Yes, I’m still on that particular kick. It’s not going away any time soon, denizens. You’ll understand better with my next book review.
Anyway, the minute I saw this book tucked away in the bargain bin at the local Borders, I knew that I needed to have it. A book all about the true crime inspiration for a story written by one of my all-time favorite authors? And for under $4? Sold. It took me a little more than a year to finally shuffle this one to the top of my current book stack, and I must admit that once I started reading this one, I was supremely disappointed in myself that it took me that long to finally crack this one open.
Stashower does a brilliant job of telling two primary tales in this work, interweaving them in complementary and collaborative ways. First is the story of Mary Rogers, a young woman who worked in a New York City cigar shop and was apparently famous the city over simply because she was attractive. Then she became infamous when she disappeared, only for her body to wash ashore a few days later, showing signs of an extremely traumatic assault and murder.
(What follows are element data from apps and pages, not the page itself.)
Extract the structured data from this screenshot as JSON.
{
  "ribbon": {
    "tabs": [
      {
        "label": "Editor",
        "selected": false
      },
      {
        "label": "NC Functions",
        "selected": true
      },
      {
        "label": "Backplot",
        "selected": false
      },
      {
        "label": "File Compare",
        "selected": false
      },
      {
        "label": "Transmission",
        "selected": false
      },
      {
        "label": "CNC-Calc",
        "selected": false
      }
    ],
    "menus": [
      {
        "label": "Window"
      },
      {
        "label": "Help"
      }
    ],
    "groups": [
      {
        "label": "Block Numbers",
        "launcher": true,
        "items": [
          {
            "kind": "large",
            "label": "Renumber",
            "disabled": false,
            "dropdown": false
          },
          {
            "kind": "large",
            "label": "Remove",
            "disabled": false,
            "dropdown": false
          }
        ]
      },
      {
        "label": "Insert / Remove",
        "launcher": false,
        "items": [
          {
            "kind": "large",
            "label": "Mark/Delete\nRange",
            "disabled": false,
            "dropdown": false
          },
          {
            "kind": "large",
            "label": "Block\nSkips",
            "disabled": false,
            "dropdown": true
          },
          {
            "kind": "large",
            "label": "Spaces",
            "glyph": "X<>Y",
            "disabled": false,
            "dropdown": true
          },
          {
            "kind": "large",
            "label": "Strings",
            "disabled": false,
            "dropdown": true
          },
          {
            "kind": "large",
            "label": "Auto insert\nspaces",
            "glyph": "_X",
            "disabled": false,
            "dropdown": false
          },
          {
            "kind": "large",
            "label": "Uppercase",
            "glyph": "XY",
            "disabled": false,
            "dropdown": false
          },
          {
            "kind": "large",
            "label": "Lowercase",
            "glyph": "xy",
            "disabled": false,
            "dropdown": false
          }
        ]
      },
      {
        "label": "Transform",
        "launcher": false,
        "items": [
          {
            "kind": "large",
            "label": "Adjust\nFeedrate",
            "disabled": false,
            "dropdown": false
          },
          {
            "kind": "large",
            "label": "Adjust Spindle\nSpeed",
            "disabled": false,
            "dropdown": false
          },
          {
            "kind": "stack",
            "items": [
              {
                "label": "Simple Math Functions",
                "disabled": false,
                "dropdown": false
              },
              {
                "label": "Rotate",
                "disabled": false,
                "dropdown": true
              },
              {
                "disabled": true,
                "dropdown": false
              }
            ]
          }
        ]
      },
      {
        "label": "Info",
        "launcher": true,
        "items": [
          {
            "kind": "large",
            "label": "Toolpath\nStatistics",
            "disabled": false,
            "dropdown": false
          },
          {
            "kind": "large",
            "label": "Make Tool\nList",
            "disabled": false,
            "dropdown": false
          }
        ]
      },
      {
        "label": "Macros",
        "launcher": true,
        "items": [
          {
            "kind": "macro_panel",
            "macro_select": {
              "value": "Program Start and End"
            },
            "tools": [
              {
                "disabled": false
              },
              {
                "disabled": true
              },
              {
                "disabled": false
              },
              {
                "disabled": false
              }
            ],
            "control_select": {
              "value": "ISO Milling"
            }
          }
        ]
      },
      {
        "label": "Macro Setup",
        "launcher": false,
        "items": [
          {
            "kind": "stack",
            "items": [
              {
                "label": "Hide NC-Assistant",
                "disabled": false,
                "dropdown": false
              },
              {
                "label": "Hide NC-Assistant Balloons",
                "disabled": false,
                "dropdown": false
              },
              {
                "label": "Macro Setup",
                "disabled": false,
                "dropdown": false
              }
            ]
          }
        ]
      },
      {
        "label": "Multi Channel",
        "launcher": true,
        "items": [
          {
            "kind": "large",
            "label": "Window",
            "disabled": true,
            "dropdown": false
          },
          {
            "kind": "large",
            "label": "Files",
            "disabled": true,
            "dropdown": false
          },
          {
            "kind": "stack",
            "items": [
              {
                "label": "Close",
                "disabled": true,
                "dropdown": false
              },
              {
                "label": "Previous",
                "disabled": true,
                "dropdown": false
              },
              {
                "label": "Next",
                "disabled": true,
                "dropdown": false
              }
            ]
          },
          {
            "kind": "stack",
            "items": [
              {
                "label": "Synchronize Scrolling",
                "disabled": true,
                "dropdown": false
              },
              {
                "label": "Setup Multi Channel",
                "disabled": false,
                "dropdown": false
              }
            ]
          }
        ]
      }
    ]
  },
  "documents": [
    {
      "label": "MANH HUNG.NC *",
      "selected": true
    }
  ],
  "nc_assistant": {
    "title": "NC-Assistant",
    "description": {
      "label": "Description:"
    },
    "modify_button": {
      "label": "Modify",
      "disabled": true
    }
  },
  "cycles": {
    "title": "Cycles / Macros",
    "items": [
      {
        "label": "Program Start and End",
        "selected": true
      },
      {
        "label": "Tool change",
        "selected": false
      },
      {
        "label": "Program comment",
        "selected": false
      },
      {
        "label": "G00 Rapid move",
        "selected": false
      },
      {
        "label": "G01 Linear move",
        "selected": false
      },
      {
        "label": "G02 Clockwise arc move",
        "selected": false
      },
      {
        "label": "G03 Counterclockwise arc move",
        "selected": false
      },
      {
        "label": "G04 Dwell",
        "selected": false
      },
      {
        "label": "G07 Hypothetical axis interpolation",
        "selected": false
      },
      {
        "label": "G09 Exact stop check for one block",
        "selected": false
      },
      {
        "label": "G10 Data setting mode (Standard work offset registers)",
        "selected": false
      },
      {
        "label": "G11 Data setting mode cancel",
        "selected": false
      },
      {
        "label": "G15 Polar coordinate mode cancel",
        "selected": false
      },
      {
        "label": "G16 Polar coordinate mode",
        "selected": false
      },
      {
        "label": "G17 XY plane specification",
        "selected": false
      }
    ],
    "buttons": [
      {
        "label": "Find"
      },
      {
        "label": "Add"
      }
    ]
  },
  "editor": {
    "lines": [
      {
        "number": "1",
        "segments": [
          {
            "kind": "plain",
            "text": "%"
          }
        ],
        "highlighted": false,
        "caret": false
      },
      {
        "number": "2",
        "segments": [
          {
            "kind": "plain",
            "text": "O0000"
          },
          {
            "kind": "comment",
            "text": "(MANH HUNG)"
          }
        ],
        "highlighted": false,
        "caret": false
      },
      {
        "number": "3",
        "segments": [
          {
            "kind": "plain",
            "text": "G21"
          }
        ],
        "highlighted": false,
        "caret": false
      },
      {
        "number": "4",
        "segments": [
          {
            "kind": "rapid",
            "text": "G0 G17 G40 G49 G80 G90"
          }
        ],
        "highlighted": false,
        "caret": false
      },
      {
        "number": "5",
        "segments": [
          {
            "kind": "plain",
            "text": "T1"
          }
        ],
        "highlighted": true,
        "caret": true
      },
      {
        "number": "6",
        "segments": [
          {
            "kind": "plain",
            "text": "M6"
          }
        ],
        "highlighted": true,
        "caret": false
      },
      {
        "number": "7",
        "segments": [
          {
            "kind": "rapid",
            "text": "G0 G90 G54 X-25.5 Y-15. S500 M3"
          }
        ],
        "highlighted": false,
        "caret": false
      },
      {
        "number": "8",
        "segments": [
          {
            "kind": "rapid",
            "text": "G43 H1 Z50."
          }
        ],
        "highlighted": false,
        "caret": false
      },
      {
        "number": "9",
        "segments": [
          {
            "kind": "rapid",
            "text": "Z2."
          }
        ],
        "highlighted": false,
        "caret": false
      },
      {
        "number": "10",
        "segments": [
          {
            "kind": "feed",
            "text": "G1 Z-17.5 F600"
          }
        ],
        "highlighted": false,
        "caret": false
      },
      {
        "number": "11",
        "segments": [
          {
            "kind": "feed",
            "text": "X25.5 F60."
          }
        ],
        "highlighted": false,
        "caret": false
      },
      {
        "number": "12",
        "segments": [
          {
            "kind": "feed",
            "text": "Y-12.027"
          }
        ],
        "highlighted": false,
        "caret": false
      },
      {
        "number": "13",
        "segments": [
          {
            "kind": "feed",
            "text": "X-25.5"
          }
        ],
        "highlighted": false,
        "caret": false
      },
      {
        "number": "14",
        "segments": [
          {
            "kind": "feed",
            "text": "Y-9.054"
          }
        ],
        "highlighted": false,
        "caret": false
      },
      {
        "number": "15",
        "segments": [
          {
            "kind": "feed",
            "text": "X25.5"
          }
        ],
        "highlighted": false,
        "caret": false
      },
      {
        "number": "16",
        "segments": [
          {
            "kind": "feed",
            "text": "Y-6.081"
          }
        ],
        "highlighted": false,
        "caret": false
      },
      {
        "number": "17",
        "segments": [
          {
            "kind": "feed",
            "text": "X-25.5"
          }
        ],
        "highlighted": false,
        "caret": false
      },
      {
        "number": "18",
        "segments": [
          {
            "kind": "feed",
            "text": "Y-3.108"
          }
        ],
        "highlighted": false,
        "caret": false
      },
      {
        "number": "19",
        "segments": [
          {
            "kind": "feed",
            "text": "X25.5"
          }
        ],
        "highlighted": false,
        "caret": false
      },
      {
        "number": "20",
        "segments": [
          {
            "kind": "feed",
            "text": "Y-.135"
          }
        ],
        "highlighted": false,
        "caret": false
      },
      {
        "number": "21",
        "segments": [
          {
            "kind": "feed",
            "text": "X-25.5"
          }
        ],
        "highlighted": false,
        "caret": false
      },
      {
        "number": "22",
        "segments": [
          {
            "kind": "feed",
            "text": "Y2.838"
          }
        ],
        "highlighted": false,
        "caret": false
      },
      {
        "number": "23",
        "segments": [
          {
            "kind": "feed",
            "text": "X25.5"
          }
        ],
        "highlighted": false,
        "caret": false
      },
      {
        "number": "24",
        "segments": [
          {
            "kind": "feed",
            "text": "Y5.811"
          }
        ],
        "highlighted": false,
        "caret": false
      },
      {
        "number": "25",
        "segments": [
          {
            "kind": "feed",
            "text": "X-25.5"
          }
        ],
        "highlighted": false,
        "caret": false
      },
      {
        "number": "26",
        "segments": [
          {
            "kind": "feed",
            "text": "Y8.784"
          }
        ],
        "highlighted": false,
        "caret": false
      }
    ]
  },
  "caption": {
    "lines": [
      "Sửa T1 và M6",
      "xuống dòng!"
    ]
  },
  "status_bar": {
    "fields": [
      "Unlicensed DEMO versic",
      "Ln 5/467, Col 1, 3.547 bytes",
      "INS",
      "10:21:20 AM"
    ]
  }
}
Her case gripped the city as the bumbling, virtually nonexistent NYC police force fumbled their investigation and the local papers ran editorials and rumors over hard facts in an attempt to make the most profit from an audience craving the more salacious rundown rather than the sterile truth.
What’s that saying? The more things change, the more they stay the same? Indeed.
The second tale that Stashower tells is of Poe himself. Stashower presents a solid, cohesive, and refreshingly honest take on Poe’s evolution as the master of macabre storytelling as well as his downward spiral and subsequent (and too early) demise. Poe’s life reads like one of his more harrowing and heartbreaking tales. His brilliance is undeniable. So, too, is the fact that he was self-destructive and suffering from quite a few deeply psychological quirks that invariably seemed to rear their heads at the most inappropriate of times.
Stashower does a remarkable job of detailing the peaks and valleys of Poe’s life and career, doing so in tandem with the story of Mary Rogers’ murder and subsequent crime investigation and how Poe turned her tragedy into “The Mystery of Marie Rogêt,” the second story to feature one of his most famous contributions to the literary world: C. Auguste Dupin, the very first crime novel detective. Yes, Monsieur Dupin predates even the master himself, Sherlock Holmes. It’s been years since I read any of the Dupin stories and the only Holmes story I have ever read was The Hound of the Baskervilles, so I will refrain from trying to make any sort of in-depth comparisons of the two detectives. I will say only this: Dupin was first. Poe predated Doyle. America, fuck yeah!!
Churlish, puerile responses aside, this was a highly enjoyable and informative read, even for someone who used to read about Poe all the time. I will give fair warning, though, that, because of the nature of the parts of this book about Mary Rogers, there are quite a few rather graphic descriptions pertaining to her murder investigation…nothing that could compete with some of the stuff that we see every week on CSI. However, if you’re squeamish, you have been forewarned.
Final Verdict: Definitely keeping this one. I can place it next to my copy of The Complete Works of Edgar Allan Poe. Perhaps it will even inspire me to re-read the adventures of Monsieur Dupin…